Welcome to our review of the new first person shooter sensation from ID and Bethesda: Quake II.
Wait, what year is it? No, your eyes deceive thee not. Quake II is back and not just as a compilation game or a watered down “special edition”. Well, not exactly, anyway.
Nvidia and Bethesda have partnered to re-release Quake II using the RTX ray tracing abilities of RTX-series Nvidia cards. This is partially because there’s been a dearth of content for said abilities, and partly because there was already a project doing exactly this. Now, they’ve made it official. Notice the difference in the screenshots below:

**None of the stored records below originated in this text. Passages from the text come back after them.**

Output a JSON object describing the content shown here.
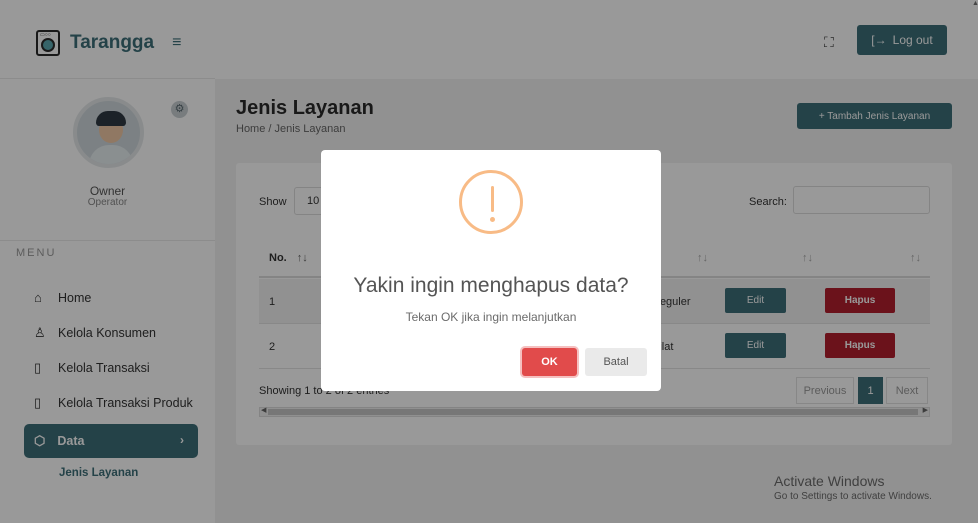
{
  "app": {
    "brand": "Tarangga",
    "menu_toggle_icon": "hamburger-icon"
  },
  "profile": {
    "name": "Owner",
    "role": "Operator",
    "settings_icon": "gear-icon"
  },
  "sidebar": {
    "section_label": "MENU",
    "items": [
      {
        "label": "Home",
        "icon": "home-icon"
      },
      {
        "label": "Kelola Konsumen",
        "icon": "user-icon"
      },
      {
        "label": "Kelola Transaksi",
        "icon": "document-icon"
      },
      {
        "label": "Kelola Transaksi Produk",
        "icon": "document-icon"
      }
    ],
    "active": {
      "label": "Data",
      "icon": "box-icon",
      "chevron": "›"
    },
    "sub_item": "Jenis Layanan"
  },
  "topbar": {
    "fullscreen_icon": "fullscreen-icon",
    "logout_label": "Log out",
    "logout_icon": "logout-icon"
  },
  "page": {
    "title": "Jenis Layanan",
    "breadcrumb": "Home / Jenis Layanan",
    "add_button": "+ Tambah Jenis Layanan"
  },
  "table": {
    "show_label": "Show",
    "show_value": "10",
    "search_label": "Search:",
    "header_no": "No.",
    "sort_icon": "↑↓",
    "rows": [
      {
        "no": "1",
        "name": "Reguler",
        "edit": "Edit",
        "delete": "Hapus"
      },
      {
        "no": "2",
        "name": "Kilat",
        "edit": "Edit",
        "delete": "Hapus"
      }
    ],
    "info": "Showing 1 to 2 of 2 entries",
    "pagination": {
      "previous": "Previous",
      "current": "1",
      "next": "Next"
    }
  },
  "watermark": {
    "line1": "Activate Windows",
    "line2": "Go to Settings to activate Windows."
  },
  "modal": {
    "icon": "warning-icon",
    "title": "Yakin ingin menghapus data?",
    "text": "Tekan OK jika ingin melanjutkan",
    "confirm": "OK",
    "cancel": "Batal",
    "colors": {
      "warning": "#f8bb86",
      "confirm": "#e14b4b"
    }
  },
  "colors": {
    "primary": "#3d6f79",
    "danger": "#b21f2d"
  }
}
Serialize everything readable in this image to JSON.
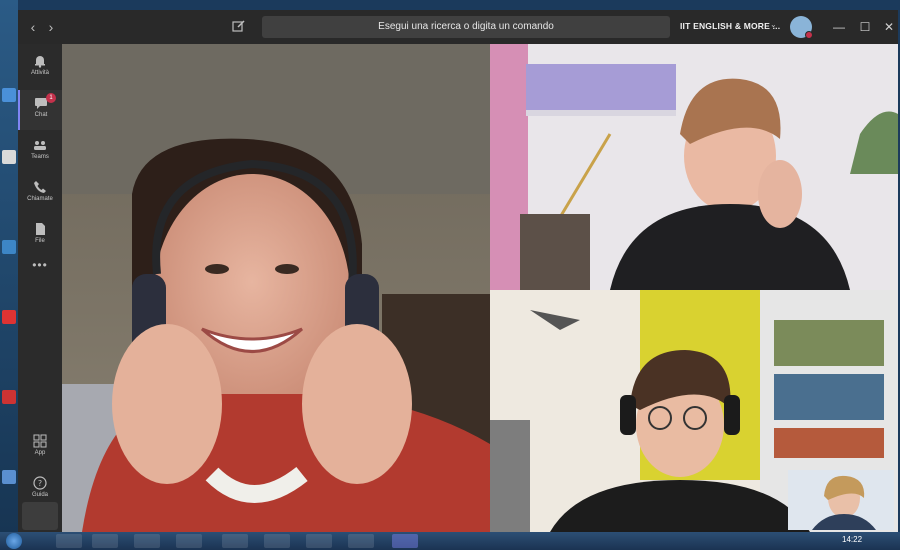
{
  "app": {
    "search_placeholder": "Esegui una ricerca o digita un comando",
    "tenant_name": "IIT ENGLISH & MORE ...",
    "nav_icons": [
      "back-arrow-icon",
      "forward-arrow-icon",
      "compose-icon"
    ],
    "window_controls": [
      "minimize-icon",
      "maximize-icon",
      "close-icon"
    ],
    "accent_color": "#7f85f5"
  },
  "rail": {
    "items": [
      {
        "label": "Attività",
        "icon": "bell-icon"
      },
      {
        "label": "Chat",
        "icon": "chat-icon",
        "badge": "1"
      },
      {
        "label": "Teams",
        "icon": "teams-icon"
      },
      {
        "label": "Chiamate",
        "icon": "phone-icon"
      },
      {
        "label": "File",
        "icon": "file-icon"
      }
    ],
    "more_label": "•••",
    "bottom_items": [
      {
        "label": "App",
        "icon": "apps-icon"
      },
      {
        "label": "Guida",
        "icon": "help-icon"
      }
    ]
  },
  "call": {
    "participants": [
      {
        "name": "participant-1",
        "description_icon": "video-feed"
      },
      {
        "name": "participant-2",
        "description_icon": "video-feed"
      },
      {
        "name": "participant-3",
        "description_icon": "video-feed"
      },
      {
        "name": "self-view",
        "description_icon": "video-feed"
      }
    ]
  },
  "taskbar": {
    "clock": "14:22"
  }
}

Full disclosure: I’m a fanatic for the first three Quake games. They’re a formative experience of my adolescent years and I continue to play all three of them to this day. For those that aren’t aware, all three of the original Quake games were “benchmark” games. Before there was “Can it run Crysis?”, there was “Can it run Quake?”. Quake killed Cyrix, the 486 and (later) a great many crappy graphics card technologies.
The first Quake was a DOS game that was a true 3D experience, as opposed to Doom that used tricks to give itself the appearance of 3D. Eventually, GLQuake (3D accelerated) and WinQuake (a native Windows port) were released.

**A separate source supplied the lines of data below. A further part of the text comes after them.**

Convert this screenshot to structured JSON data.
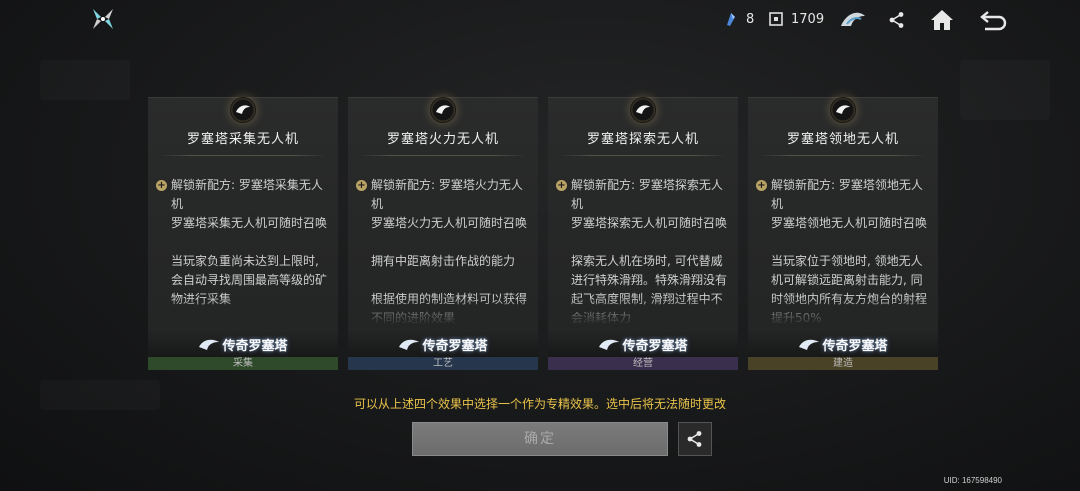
{
  "topbar": {
    "resources": [
      {
        "icon": "blue-crystal-icon",
        "value": "8"
      },
      {
        "icon": "chip-icon",
        "value": "1709"
      }
    ]
  },
  "cards": [
    {
      "title": "罗塞塔采集无人机",
      "unlock": "解锁新配方: 罗塞塔采集无人机",
      "summon": "罗塞塔采集无人机可随时召唤",
      "paragraphs": [
        "当玩家负重尚未达到上限时, 会自动寻找周围最高等级的矿物进行采集"
      ],
      "badge": "传奇罗塞塔",
      "tag": "采集",
      "tag_color": "#2f4a2a"
    },
    {
      "title": "罗塞塔火力无人机",
      "unlock": "解锁新配方: 罗塞塔火力无人机",
      "summon": "罗塞塔火力无人机可随时召唤",
      "paragraphs": [
        "拥有中距离射击作战的能力",
        "根据使用的制造材料可以获得不同的进阶效果"
      ],
      "badge": "传奇罗塞塔",
      "tag": "工艺",
      "tag_color": "#26364d"
    },
    {
      "title": "罗塞塔探索无人机",
      "unlock": "解锁新配方: 罗塞塔探索无人机",
      "summon": "罗塞塔探索无人机可随时召唤",
      "paragraphs": [
        "探索无人机在场时, 可代替威进行特殊滑翔。特殊滑翔没有起飞高度限制, 滑翔过程中不会消耗体力"
      ],
      "badge": "传奇罗塞塔",
      "tag": "经营",
      "tag_color": "#3a2f4d"
    },
    {
      "title": "罗塞塔领地无人机",
      "unlock": "解锁新配方: 罗塞塔领地无人机",
      "summon": "罗塞塔领地无人机可随时召唤",
      "paragraphs": [
        "当玩家位于领地时, 领地无人机可解锁远距离射击能力, 同时领地内所有友方炮台的射程提升50%"
      ],
      "badge": "传奇罗塞塔",
      "tag": "建造",
      "tag_color": "#4a4226"
    }
  ],
  "notice": "可以从上述四个效果中选择一个作为专精效果。选中后将无法随时更改",
  "confirm_label": "确定",
  "uid": "UID: 167598490"
}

Quake II wasn’t even supposed to be a Quake game. ID just couldn’t think of another name for it. They share nothing in story, but they were both boundary-pushing. Quake II required Windows: no DOS port exists. While it had a software renderer (and that was the first way I played it), to truly experience the game you needed a 3D accelerator.

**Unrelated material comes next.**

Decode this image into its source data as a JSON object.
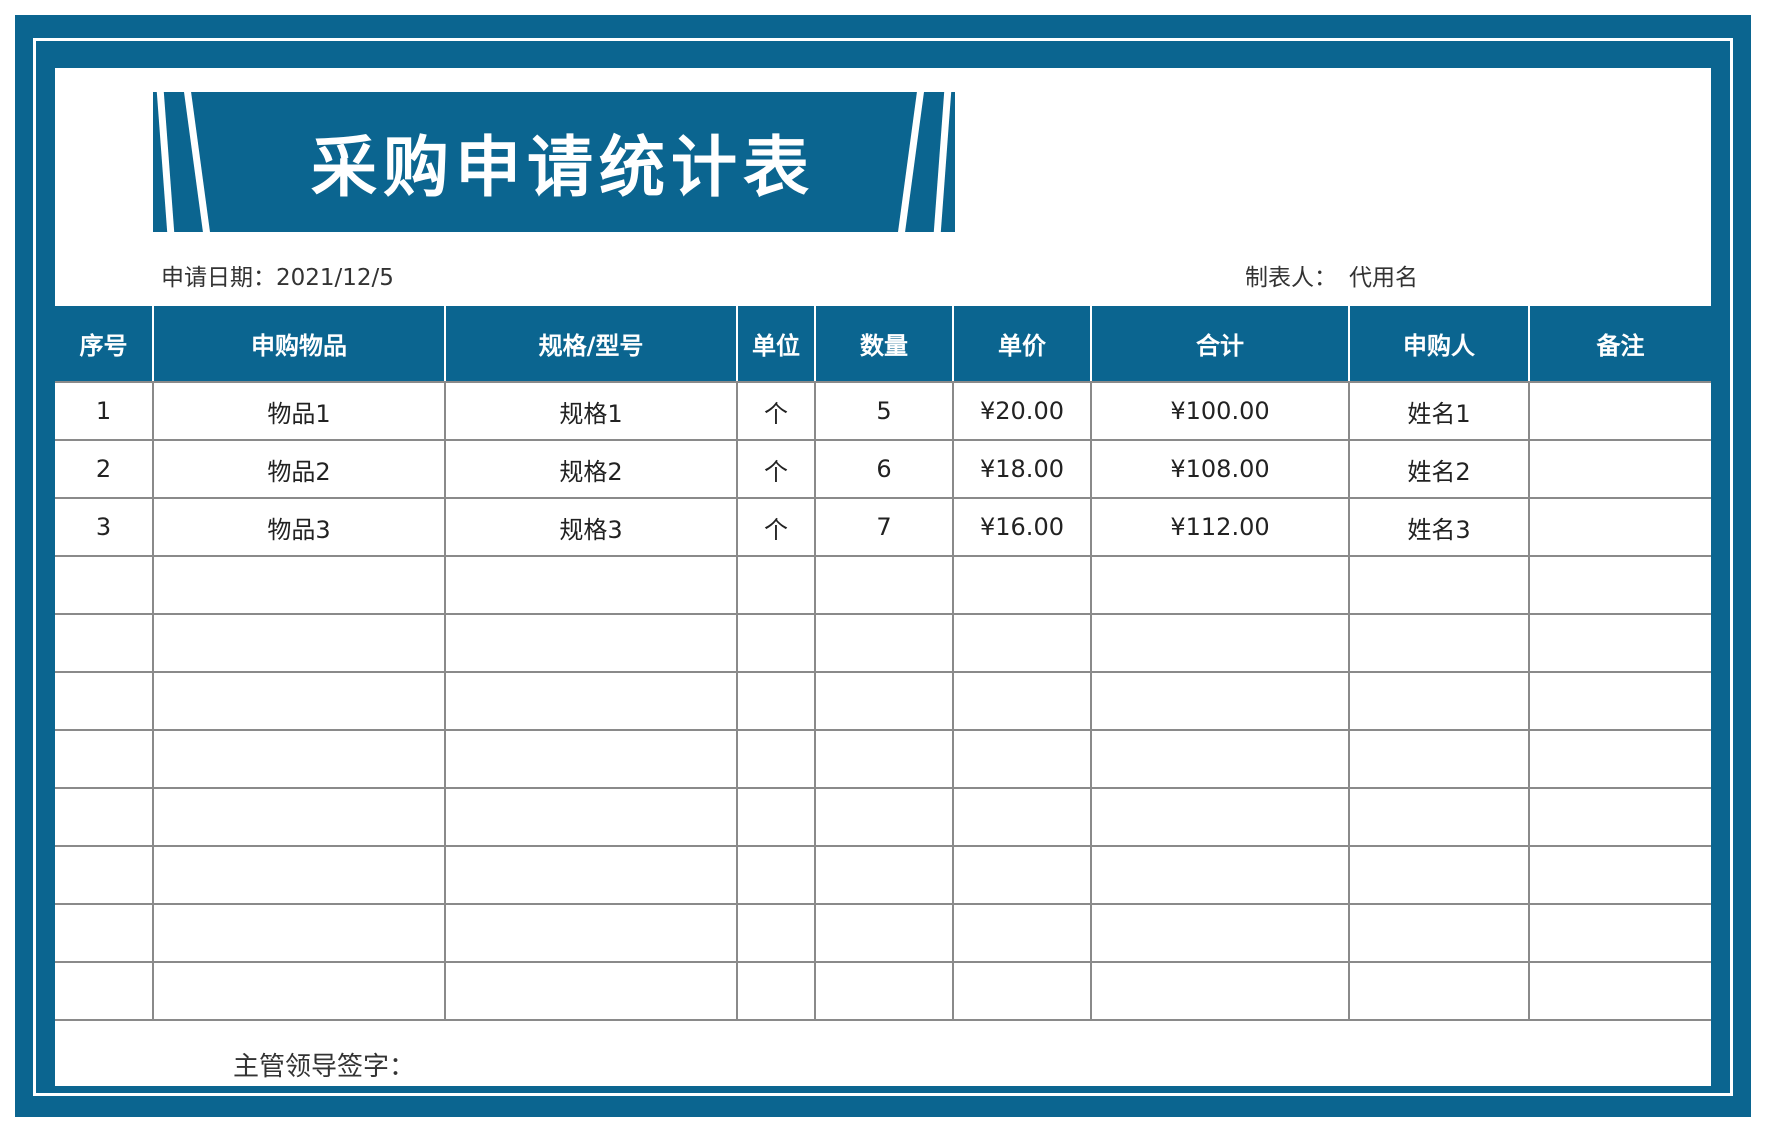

Everything that’s old is new again. Quake II RTX also needs a fancy card to experience it properly, this time courtesy of the Nvidia RTX series cards (20xx cards). I bought a 2080 this year and, though it’s an impressive enough card, I’ve not really played anything that makes use of ray-tracing. Until now.
Simply put, Quake II RTX is gorgeous. The original game was pretty muddy on textures without a Voodoo card. Lighting effects weren’t really a thing and the particle effects were pretty basic. Clearly, all of that has been redone. I’ll have a gallery up later in this review, but you can see from the above photo that we’ve got some reflection on the gun barrels, pretty light emanating from the explosion and some nice shadows.
I’ve only made it about 1/3 of the way through the game, but I believe it’ll be necessary to go all the way through to the end. It’s almost a brand new experience. Almost. There are some people who believe that Quake II started the trend of boring, brown levels and limited-narrative, point A to point B gameplay. I’d argue the latter started much earlier, but I’ll admit that the default colour palette of Quake II is definitely brown.
I suppose, too, that the gameplay is somewhat dated. Pick up keys to open doors, kill enemies, rinse and repeat. The thing is, it just feels good and proper in this game. The level design is pretty solid, with a clear path to the end but enough branching paths and secrets to make exploration worthwhile.
And then there are the weapons. You’ve got your standard fare pistol with unlimited ammo (you’d probably be better off shooting your enemies with a fart). Next is the shotgun. Ho hum. Then an SMG. Okay. Borrowing from Doom is the chaingun, which has a delayed spin-up but does MASSIVE damage while repainting walls with giblets. Another Doom staple, the Super Shotgun, makes an appearance as a futuristic version of the classic gun. Watching enemies explode in one hit or double over from a glancing blow is fun.
The grenade launcher and rocket launcher are two somewhat boring guns that have their purposes. But the meat and potatoes of the late game weapons are the HyperBlaster (a high speed energy chaingun), the railgun (one hit kill sniper weapon) and the BFG10K (a more futuristic version of Doom’s BFG).
Another big part of Quake II when it first released was the multiplayer. Sadly, I haven’t yet delved into any servers, but according to Nvidia most regular Q2 servers should work with your RTX client. I plan to try this out soon.
Overall, I’m very happy with this game. It is nostalgia meets modern technology, which is always a beautiful thing to me (when it works). If you’ve got the hardware, I’d recommend a playthrough.